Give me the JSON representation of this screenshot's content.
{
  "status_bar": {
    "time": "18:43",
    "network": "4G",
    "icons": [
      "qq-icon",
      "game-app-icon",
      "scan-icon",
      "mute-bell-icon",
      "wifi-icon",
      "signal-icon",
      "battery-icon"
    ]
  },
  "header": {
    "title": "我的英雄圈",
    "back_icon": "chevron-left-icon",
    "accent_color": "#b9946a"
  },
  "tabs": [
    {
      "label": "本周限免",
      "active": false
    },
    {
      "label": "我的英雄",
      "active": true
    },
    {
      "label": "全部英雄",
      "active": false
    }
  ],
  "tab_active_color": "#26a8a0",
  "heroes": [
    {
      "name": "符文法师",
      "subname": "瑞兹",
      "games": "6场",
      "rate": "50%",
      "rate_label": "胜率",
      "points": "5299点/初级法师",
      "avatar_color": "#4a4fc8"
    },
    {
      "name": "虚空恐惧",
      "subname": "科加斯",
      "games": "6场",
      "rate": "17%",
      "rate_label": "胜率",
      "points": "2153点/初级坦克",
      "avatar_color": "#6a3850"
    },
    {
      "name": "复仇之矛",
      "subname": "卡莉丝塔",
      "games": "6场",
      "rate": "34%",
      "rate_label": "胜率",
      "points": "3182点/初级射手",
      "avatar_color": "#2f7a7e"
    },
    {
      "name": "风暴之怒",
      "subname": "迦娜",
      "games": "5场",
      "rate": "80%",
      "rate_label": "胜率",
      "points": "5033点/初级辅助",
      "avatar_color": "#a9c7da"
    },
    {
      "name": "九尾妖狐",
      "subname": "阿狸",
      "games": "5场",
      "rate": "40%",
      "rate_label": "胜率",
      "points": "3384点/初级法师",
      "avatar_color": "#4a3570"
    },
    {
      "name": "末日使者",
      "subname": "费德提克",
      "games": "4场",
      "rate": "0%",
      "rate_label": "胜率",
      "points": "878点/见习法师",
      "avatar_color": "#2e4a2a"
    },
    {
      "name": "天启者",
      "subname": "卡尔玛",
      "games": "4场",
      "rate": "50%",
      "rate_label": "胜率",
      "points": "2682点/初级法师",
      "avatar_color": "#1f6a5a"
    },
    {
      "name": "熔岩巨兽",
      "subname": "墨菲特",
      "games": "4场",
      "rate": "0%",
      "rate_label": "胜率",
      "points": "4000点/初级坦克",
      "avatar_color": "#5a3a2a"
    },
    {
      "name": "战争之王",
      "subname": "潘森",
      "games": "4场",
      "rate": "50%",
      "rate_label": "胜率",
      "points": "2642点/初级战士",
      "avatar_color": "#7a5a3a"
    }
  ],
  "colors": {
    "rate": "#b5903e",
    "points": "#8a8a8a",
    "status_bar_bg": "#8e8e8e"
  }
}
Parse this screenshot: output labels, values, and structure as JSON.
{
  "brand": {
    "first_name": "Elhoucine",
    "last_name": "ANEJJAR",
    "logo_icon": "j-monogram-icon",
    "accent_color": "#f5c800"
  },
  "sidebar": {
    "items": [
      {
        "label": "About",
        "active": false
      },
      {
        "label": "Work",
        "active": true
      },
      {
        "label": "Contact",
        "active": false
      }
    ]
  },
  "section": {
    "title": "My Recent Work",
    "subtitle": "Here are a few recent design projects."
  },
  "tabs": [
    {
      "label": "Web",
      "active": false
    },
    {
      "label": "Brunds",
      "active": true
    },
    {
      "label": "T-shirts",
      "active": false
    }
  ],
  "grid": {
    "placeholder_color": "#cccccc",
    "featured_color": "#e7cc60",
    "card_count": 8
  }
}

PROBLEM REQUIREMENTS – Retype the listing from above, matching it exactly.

EXERCISE RESPONSE –
Give me the JSON representation of this screenshot's content.
{
  "status_bar": {
    "time": "18:43",
    "network": "4G",
    "icons": [
      "qq-icon",
      "game-app-icon",
      "scan-icon",
      "mute-bell-icon",
      "wifi-icon",
      "signal-icon",
      "battery-icon"
    ]
  },
  "header": {
    "title": "我的英雄圈",
    "back_icon": "chevron-left-icon",
    "accent_color": "#b9946a"
  },
  "tabs": [
    {
      "label": "本周限免",
      "active": false
    },
    {
      "label": "我的英雄",
      "active": true
    },
    {
      "label": "全部英雄",
      "active": false
    }
  ],
  "tab_active_color": "#26a8a0",
  "heroes": [
    {
      "name": "符文法师",
      "subname": "瑞兹",
      "games": "6场",
      "rate": "50%",
      "rate_label": "胜率",
      "points": "5299点/初级法师",
      "avatar_color": "#4a4fc8"
    },
    {
      "name": "虚空恐惧",
      "subname": "科加斯",
      "games": "6场",
      "rate": "17%",
      "rate_label": "胜率",
      "points": "2153点/初级坦克",
      "avatar_color": "#6a3850"
    },
    {
      "name": "复仇之矛",
      "subname": "卡莉丝塔",
      "games": "6场",
      "rate": "34%",
      "rate_label": "胜率",
      "points": "3182点/初级射手",
      "avatar_color": "#2f7a7e"
    },
    {
      "name": "风暴之怒",
      "subname": "迦娜",
      "games": "5场",
      "rate": "80%",
      "rate_label": "胜率",
      "points": "5033点/初级辅助",
      "avatar_color": "#a9c7da"
    },
    {
      "name": "九尾妖狐",
      "subname": "阿狸",
      "games": "5场",
      "rate": "40%",
      "rate_label": "胜率",
      "points": "3384点/初级法师",
      "avatar_color": "#4a3570"
    },
    {
      "name": "末日使者",
      "subname": "费德提克",
      "games": "4场",
      "rate": "0%",
      "rate_label": "胜率",
      "points": "878点/见习法师",
      "avatar_color": "#2e4a2a"
    },
    {
      "name": "天启者",
      "subname": "卡尔玛",
      "games": "4场",
      "rate": "50%",
      "rate_label": "胜率",
      "points": "2682点/初级法师",
      "avatar_color": "#1f6a5a"
    },
    {
      "name": "熔岩巨兽",
      "subname": "墨菲特",
      "games": "4场",
      "rate": "0%",
      "rate_label": "胜率",
      "points": "4000点/初级坦克",
      "avatar_color": "#5a3a2a"
    },
    {
      "name": "战争之王",
      "subname": "潘森",
      "games": "4场",
      "rate": "50%",
      "rate_label": "胜率",
      "points": "2642点/初级战士",
      "avatar_color": "#7a5a3a"
    }
  ],
  "colors": {
    "rate": "#b5903e",
    "points": "#8a8a8a",
    "status_bar_bg": "#8e8e8e"
  }
}
Parse this screenshot: output labels, values, and structure as JSON.
{
  "brand": {
    "first_name": "Elhoucine",
    "last_name": "ANEJJAR",
    "logo_icon": "j-monogram-icon",
    "accent_color": "#f5c800"
  },
  "sidebar": {
    "items": [
      {
        "label": "About",
        "active": false
      },
      {
        "label": "Work",
        "active": true
      },
      {
        "label": "Contact",
        "active": false
      }
    ]
  },
  "section": {
    "title": "My Recent Work",
    "subtitle": "Here are a few recent design projects."
  },
  "tabs": [
    {
      "label": "Web",
      "active": false
    },
    {
      "label": "Brunds",
      "active": true
    },
    {
      "label": "T-shirts",
      "active": false
    }
  ],
  "grid": {
    "placeholder_color": "#cccccc",
    "featured_color": "#e7cc60",
    "card_count": 8
  }
}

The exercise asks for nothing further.